New Yorks iconic Empire State Building has just undergone a green retrofit which has earned a LEED-Gold certification. The 102-story skyscraper, which was build 80 years ago, is expected to reduce energy use by more than $4.4 million annually, cut carbon emissions by 105,000 metric tons over a 15-year period and provide a payback in slightly more than three years.
Prime mover on the project, Anthony Malkin, whose Malkin Holdings supervises the Empire State Building Company, put together a sustainability team to back his commitment to make the Empire State Building one of the most energy efficient buildings in New York City and to have it serve as a model for other building retrofits. Team members included The Clinton Climate Initiative, who assembled a team of consultants in the fields of climate change, real estate sustainability, environmental design and energy services, and Jones Lang LaSalle, a global real estate services firm, charged with ensuring team collaboration in addition to performance measurement and documentation of the model for industry-wide use.

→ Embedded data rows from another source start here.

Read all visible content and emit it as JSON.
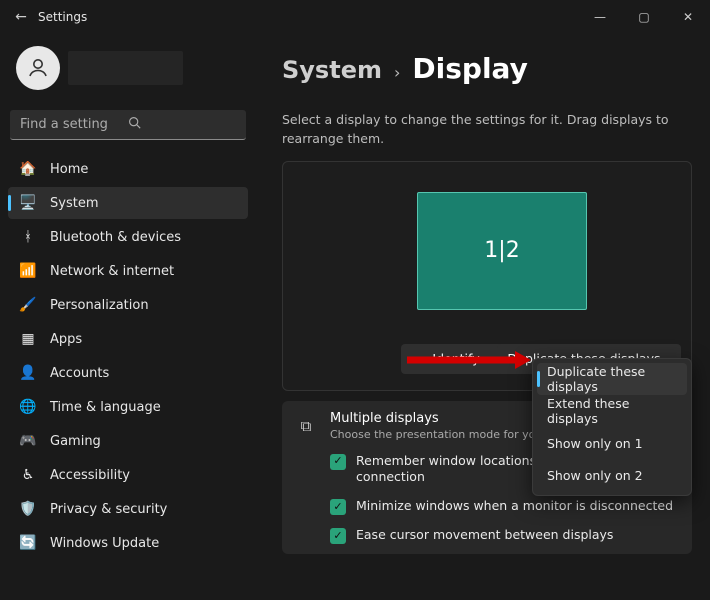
{
  "chrome": {
    "back_glyph": "←",
    "title": "Settings",
    "min": "—",
    "max": "▢",
    "close": "✕"
  },
  "sidebar": {
    "search_placeholder": "Find a setting",
    "items": [
      {
        "icon": "🏠",
        "label": "Home"
      },
      {
        "icon": "🖥️",
        "label": "System"
      },
      {
        "icon": "ᚼ",
        "label": "Bluetooth & devices"
      },
      {
        "icon": "📶",
        "label": "Network & internet"
      },
      {
        "icon": "🖌️",
        "label": "Personalization"
      },
      {
        "icon": "▦",
        "label": "Apps"
      },
      {
        "icon": "👤",
        "label": "Accounts"
      },
      {
        "icon": "🌐",
        "label": "Time & language"
      },
      {
        "icon": "🎮",
        "label": "Gaming"
      },
      {
        "icon": "♿",
        "label": "Accessibility"
      },
      {
        "icon": "🛡️",
        "label": "Privacy & security"
      },
      {
        "icon": "🔄",
        "label": "Windows Update"
      }
    ],
    "selected_index": 1
  },
  "breadcrumb": {
    "parent": "System",
    "sep": "›",
    "current": "Display"
  },
  "description": "Select a display to change the settings for it. Drag displays to rearrange them.",
  "arranger": {
    "tile_label": "1|2",
    "identify_label": "Identify",
    "mode_selected": "Duplicate these displays"
  },
  "mode_menu": [
    "Duplicate these displays",
    "Extend these displays",
    "Show only on 1",
    "Show only on 2"
  ],
  "multi": {
    "title": "Multiple displays",
    "subtitle": "Choose the presentation mode for your displays",
    "check1": "Remember window locations based on monitor connection",
    "check2": "Minimize windows when a monitor is disconnected",
    "check3": "Ease cursor movement between displays"
  }
}
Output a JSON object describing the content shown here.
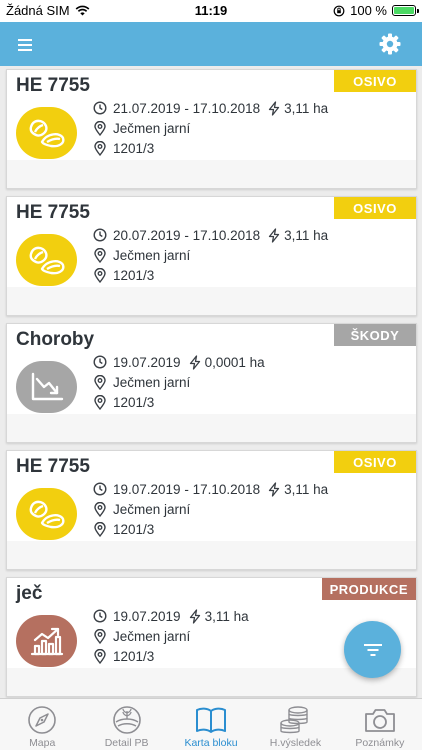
{
  "status_bar": {
    "carrier": "Žádná SIM",
    "time": "11:19",
    "battery": "100 %"
  },
  "colors": {
    "header": "#5bb1dc",
    "osivo": "#f2cf0f",
    "skody": "#a6a6a6",
    "produkce": "#b57060",
    "tab_active": "#2b8ed0"
  },
  "cards": [
    {
      "title": "HE 7755",
      "badge": "OSIVO",
      "date": "21.07.2019 - 17.10.2018",
      "area": "3,11 ha",
      "crop": "Ječmen jarní",
      "block": "1201/3",
      "icon": "seed-icon"
    },
    {
      "title": "HE 7755",
      "badge": "OSIVO",
      "date": "20.07.2019 - 17.10.2018",
      "area": "3,11 ha",
      "crop": "Ječmen jarní",
      "block": "1201/3",
      "icon": "seed-icon"
    },
    {
      "title": "Choroby",
      "badge": "ŠKODY",
      "date": "19.07.2019",
      "area": "0,0001 ha",
      "crop": "Ječmen jarní",
      "block": "1201/3",
      "icon": "chart-down-icon"
    },
    {
      "title": "HE 7755",
      "badge": "OSIVO",
      "date": "19.07.2019 - 17.10.2018",
      "area": "3,11 ha",
      "crop": "Ječmen jarní",
      "block": "1201/3",
      "icon": "seed-icon"
    },
    {
      "title": "ječ",
      "badge": "PRODUKCE",
      "date": "19.07.2019",
      "area": "3,11 ha",
      "crop": "Ječmen jarní",
      "block": "1201/3",
      "icon": "chart-up-icon"
    }
  ],
  "tabs": [
    {
      "label": "Mapa",
      "icon": "compass-icon"
    },
    {
      "label": "Detail PB",
      "icon": "field-icon"
    },
    {
      "label": "Karta bloku",
      "icon": "book-icon"
    },
    {
      "label": "H.výsledek",
      "icon": "coins-icon"
    },
    {
      "label": "Poznámky",
      "icon": "camera-icon"
    }
  ],
  "active_tab": "Karta bloku"
}
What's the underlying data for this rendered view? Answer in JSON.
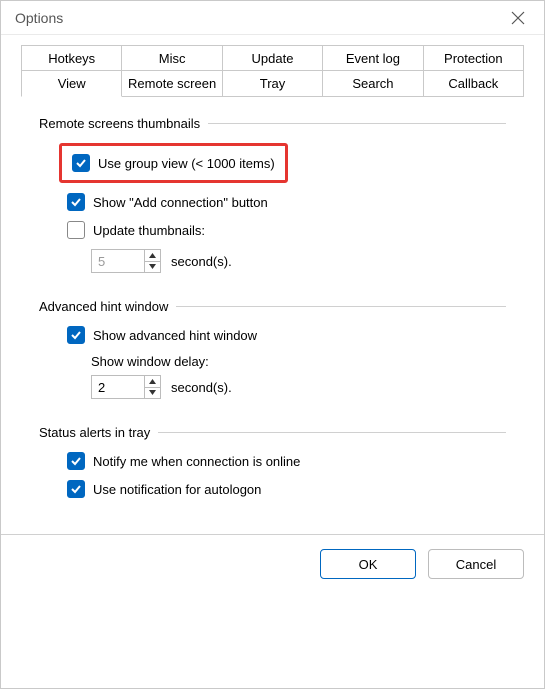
{
  "window": {
    "title": "Options"
  },
  "tabs": {
    "row1": [
      "Hotkeys",
      "Misc",
      "Update",
      "Event log",
      "Protection"
    ],
    "row2": [
      "View",
      "Remote screen",
      "Tray",
      "Search",
      "Callback"
    ],
    "active": "View"
  },
  "groups": {
    "thumbnails": {
      "title": "Remote screens thumbnails",
      "use_group_view": {
        "label": "Use group view (< 1000 items)",
        "checked": true
      },
      "show_add_connection": {
        "label": "Show \"Add connection\" button",
        "checked": true
      },
      "update_thumbs": {
        "label": "Update thumbnails:",
        "checked": false
      },
      "interval": {
        "value": "5",
        "unit": "second(s)."
      }
    },
    "hint": {
      "title": "Advanced hint window",
      "show_hint": {
        "label": "Show advanced hint window",
        "checked": true
      },
      "delay_label": "Show window delay:",
      "delay": {
        "value": "2",
        "unit": "second(s)."
      }
    },
    "alerts": {
      "title": "Status alerts in tray",
      "notify_online": {
        "label": "Notify me when connection is online",
        "checked": true
      },
      "notify_autologon": {
        "label": "Use notification for autologon",
        "checked": true
      }
    }
  },
  "buttons": {
    "ok": "OK",
    "cancel": "Cancel"
  }
}
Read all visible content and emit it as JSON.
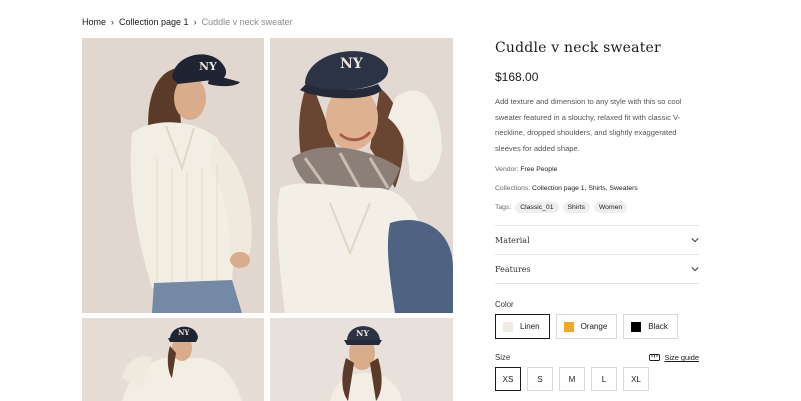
{
  "breadcrumb": {
    "items": [
      "Home",
      "Collection page 1"
    ],
    "current": "Cuddle v neck sweater",
    "separator": ">"
  },
  "gallery": {
    "images": [
      {
        "alt": "Model in cream v neck sweater and navy NY cap, looking over shoulder"
      },
      {
        "alt": "Model smiling in cream v neck sweater with plaid scarf"
      },
      {
        "alt": "Model in cream sweater and NY cap, arms raised"
      },
      {
        "alt": "Model in cream sweater and NY cap, close up"
      }
    ]
  },
  "product": {
    "title": "Cuddle v neck sweater",
    "price": "$168.00",
    "description": "Add texture and dimension to any style with this so cool sweater featured in a slouchy, relaxed fit with classic V-neckline, dropped shoulders, and slightly exaggerated sleeves for added shape.",
    "vendor_label": "Vendor:",
    "vendor": "Free People",
    "collections_label": "Collections:",
    "collections": "Collection page 1, Shirts, Sweaters",
    "tags_label": "Tags:",
    "tags": [
      "Classic_01",
      "Shirts",
      "Women"
    ]
  },
  "accordion": {
    "material": "Material",
    "features": "Features"
  },
  "options": {
    "color_label": "Color",
    "colors": [
      {
        "name": "Linen",
        "swatch": "#f1ece3",
        "selected": true
      },
      {
        "name": "Orange",
        "swatch": "#f5a623",
        "selected": false
      },
      {
        "name": "Black",
        "swatch": "#000000",
        "selected": false
      }
    ],
    "size_label": "Size",
    "size_guide": "Size guide",
    "sizes": [
      "XS",
      "S",
      "M",
      "L",
      "XL"
    ],
    "selected_size": "XS"
  }
}
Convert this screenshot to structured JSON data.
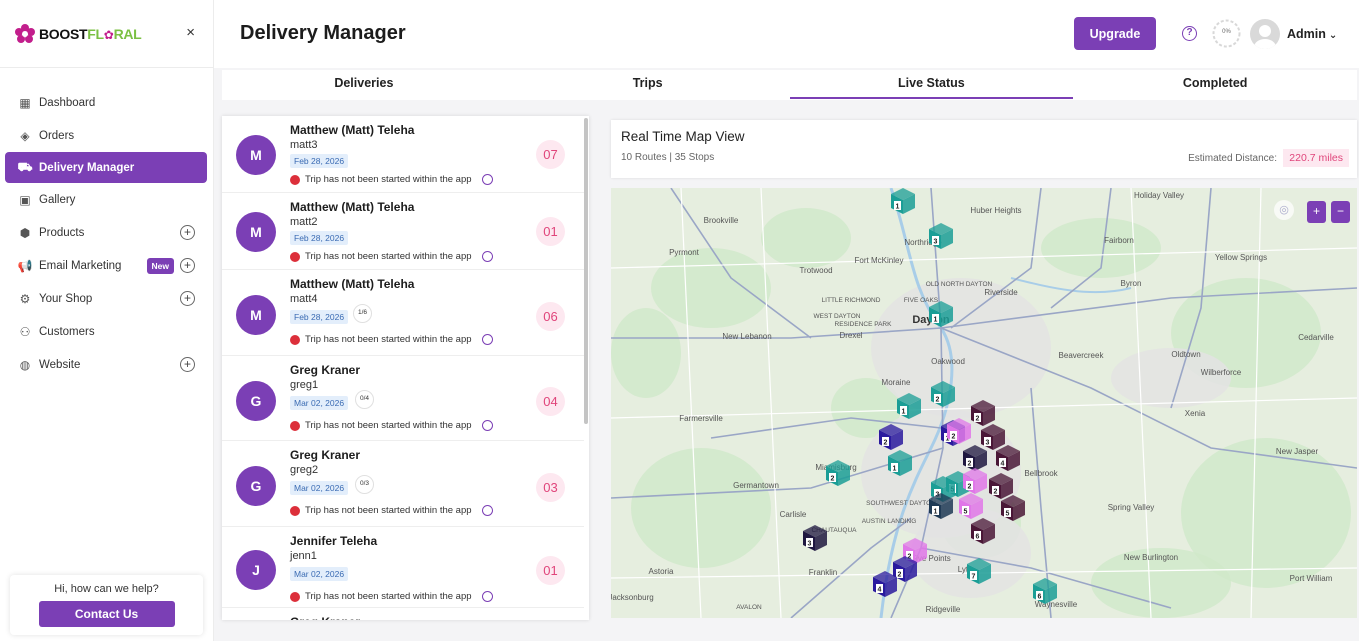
{
  "brand": {
    "part1": "BOOST",
    "part2": "FL",
    "part3": "RAL"
  },
  "sidebar": {
    "close_glyph": "×",
    "items": [
      {
        "label": "Dashboard",
        "icon": "grid-icon"
      },
      {
        "label": "Orders",
        "icon": "layers-icon"
      },
      {
        "label": "Delivery Manager",
        "icon": "truck-icon",
        "active": true
      },
      {
        "label": "Gallery",
        "icon": "image-icon"
      },
      {
        "label": "Products",
        "icon": "box-icon",
        "expandable": true
      },
      {
        "label": "Email Marketing",
        "icon": "megaphone-icon",
        "expandable": true,
        "badge": "New"
      },
      {
        "label": "Your Shop",
        "icon": "gear-icon",
        "expandable": true
      },
      {
        "label": "Customers",
        "icon": "users-icon"
      },
      {
        "label": "Website",
        "icon": "globe-icon",
        "expandable": true
      }
    ],
    "help_question": "Hi, how can we help?",
    "contact_label": "Contact Us"
  },
  "header": {
    "title": "Delivery Manager",
    "upgrade_label": "Upgrade",
    "help_glyph": "?",
    "progress_text": "0%",
    "user_name": "Admin",
    "chevron": "⌄"
  },
  "tabs": [
    {
      "label": "Deliveries",
      "active": false
    },
    {
      "label": "Trips",
      "active": false
    },
    {
      "label": "Live Status",
      "active": true
    },
    {
      "label": "Completed",
      "active": false
    }
  ],
  "drivers": [
    {
      "initial": "M",
      "name": "Matthew (Matt) Teleha",
      "username": "matt3",
      "date": "Feb 28, 2026",
      "progress": "",
      "status": "Trip has not been started within the app",
      "count": "07"
    },
    {
      "initial": "M",
      "name": "Matthew (Matt) Teleha",
      "username": "matt2",
      "date": "Feb 28, 2026",
      "progress": "",
      "status": "Trip has not been started within the app",
      "count": "01"
    },
    {
      "initial": "M",
      "name": "Matthew (Matt) Teleha",
      "username": "matt4",
      "date": "Feb 28, 2026",
      "progress": "1/6",
      "status": "Trip has not been started within the app",
      "count": "06"
    },
    {
      "initial": "G",
      "name": "Greg Kraner",
      "username": "greg1",
      "date": "Mar 02, 2026",
      "progress": "0/4",
      "status": "Trip has not been started within the app",
      "count": "04"
    },
    {
      "initial": "G",
      "name": "Greg Kraner",
      "username": "greg2",
      "date": "Mar 02, 2026",
      "progress": "0/3",
      "status": "Trip has not been started within the app",
      "count": "03"
    },
    {
      "initial": "J",
      "name": "Jennifer Teleha",
      "username": "jenn1",
      "date": "Mar 02, 2026",
      "progress": "",
      "status": "Trip has not been started within the app",
      "count": "01"
    },
    {
      "initial": "G",
      "name": "Greg Kraner",
      "username": "",
      "date": "",
      "progress": "",
      "status": "",
      "count": ""
    }
  ],
  "map_panel": {
    "title": "Real Time Map View",
    "summary": "10 Routes | 35 Stops",
    "distance_label": "Estimated Distance:",
    "distance_value": "220.7 miles",
    "zoom_in": "+",
    "zoom_out": "−"
  },
  "map": {
    "places": [
      {
        "name": "Brookville",
        "size": "small"
      },
      {
        "name": "Pyrmont",
        "size": "small"
      },
      {
        "name": "Trotwood",
        "size": "small"
      },
      {
        "name": "Fort McKinley",
        "size": "small"
      },
      {
        "name": "Northridge",
        "size": "small"
      },
      {
        "name": "Huber Heights",
        "size": "small"
      },
      {
        "name": "Fairborn",
        "size": "small"
      },
      {
        "name": "Holiday Valley",
        "size": "small"
      },
      {
        "name": "Yellow Springs",
        "size": "small"
      },
      {
        "name": "Byron",
        "size": "small"
      },
      {
        "name": "LITTLE RICHMOND",
        "size": "tiny"
      },
      {
        "name": "WEST DAYTON",
        "size": "tiny"
      },
      {
        "name": "RESIDENCE PARK",
        "size": "tiny"
      },
      {
        "name": "FIVE OAKS",
        "size": "tiny"
      },
      {
        "name": "OLD NORTH DAYTON",
        "size": "tiny"
      },
      {
        "name": "Riverside",
        "size": "small"
      },
      {
        "name": "Dayton",
        "size": "large"
      },
      {
        "name": "New Lebanon",
        "size": "small"
      },
      {
        "name": "Drexel",
        "size": "small"
      },
      {
        "name": "Oakwood",
        "size": "small"
      },
      {
        "name": "Beavercreek",
        "size": "small"
      },
      {
        "name": "Oldtown",
        "size": "small"
      },
      {
        "name": "Cedarville",
        "size": "small"
      },
      {
        "name": "Wilberforce",
        "size": "small"
      },
      {
        "name": "Xenia",
        "size": "small"
      },
      {
        "name": "Farmersville",
        "size": "small"
      },
      {
        "name": "Moraine",
        "size": "small"
      },
      {
        "name": "Miamisburg",
        "size": "small"
      },
      {
        "name": "Germantown",
        "size": "small"
      },
      {
        "name": "Bellbrook",
        "size": "small"
      },
      {
        "name": "New Jasper",
        "size": "small"
      },
      {
        "name": "SOUTHWEST DAYTON",
        "size": "tiny"
      },
      {
        "name": "AUSTIN LANDING",
        "size": "tiny"
      },
      {
        "name": "CHAUTAUQUA",
        "size": "tiny"
      },
      {
        "name": "Carlisle",
        "size": "small"
      },
      {
        "name": "Spring Valley",
        "size": "small"
      },
      {
        "name": "Five Points",
        "size": "small"
      },
      {
        "name": "Lytle",
        "size": "small"
      },
      {
        "name": "New Burlington",
        "size": "small"
      },
      {
        "name": "Astoria",
        "size": "small"
      },
      {
        "name": "Franklin",
        "size": "small"
      },
      {
        "name": "Port William",
        "size": "small"
      },
      {
        "name": "Jacksonburg",
        "size": "small"
      },
      {
        "name": "AVALON",
        "size": "tiny"
      },
      {
        "name": "Ridgeville",
        "size": "small"
      },
      {
        "name": "Waynesville",
        "size": "small"
      }
    ],
    "markers": [
      {
        "label": "1",
        "color": "#1b9e96"
      },
      {
        "label": "3",
        "color": "#1b9e96"
      },
      {
        "label": "1",
        "color": "#1b9e96"
      },
      {
        "label": "2",
        "color": "#1b9e96"
      },
      {
        "label": "1",
        "color": "#1b9e96"
      },
      {
        "label": "2",
        "color": "#2a1a9e"
      },
      {
        "label": "1",
        "color": "#2a1a9e"
      },
      {
        "label": "2",
        "color": "#e077e8"
      },
      {
        "label": "2",
        "color": "#4a1737"
      },
      {
        "label": "3",
        "color": "#4a1737"
      },
      {
        "label": "2",
        "color": "#1f1740"
      },
      {
        "label": "4",
        "color": "#4a1737"
      },
      {
        "label": "2",
        "color": "#1b9e96"
      },
      {
        "label": "1",
        "color": "#1b9e96"
      },
      {
        "label": "5",
        "color": "#1b9e96"
      },
      {
        "label": "3",
        "color": "#1b9e96"
      },
      {
        "label": "2",
        "color": "#e077e8"
      },
      {
        "label": "2",
        "color": "#4a1737"
      },
      {
        "label": "1",
        "color": "#1f3a55"
      },
      {
        "label": "5",
        "color": "#e077e8"
      },
      {
        "label": "5",
        "color": "#4a1737"
      },
      {
        "label": "6",
        "color": "#4a1737"
      },
      {
        "label": "3",
        "color": "#1f1740"
      },
      {
        "label": "2",
        "color": "#e077e8"
      },
      {
        "label": "2",
        "color": "#2a1a9e"
      },
      {
        "label": "4",
        "color": "#2a1a9e"
      },
      {
        "label": "7",
        "color": "#1b9e96"
      },
      {
        "label": "6",
        "color": "#1b9e96"
      }
    ]
  }
}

Other team members included the Rocky Mountain Institute, a nonprofit organization recognized as a leader in energy-efficient solutions; Johnson Controls Inc., a global industry leader on building energy efficiency and provider of equipment, controls and services for heating, ventilating, air-conditioning, refrigeration and security systems; and Empire State Building Operations to ensure that operations are not disrupted by the retrofit.
Among the many projects were the on-site refurbishing of 6,514 windows, in which 95% of the glass was re-used, and installation of reflective insulation behind the radiators to redirect heat inward. A retrofit of the chiller plant resulted in efficiency gains from .8 kW/Ton to .55 kW/Ton, and the building management system was upgraded to reduce both cooling and heating requirements.
The retrofit was part of a broader $550 million renovation of the 2.85 million-square-foot building, and the LEED-Gold certification applies to the entire structure as an existing building. A 3,500-square-foot area in the building has just received LEED-Platinum certification, which is the highest designation under the standard.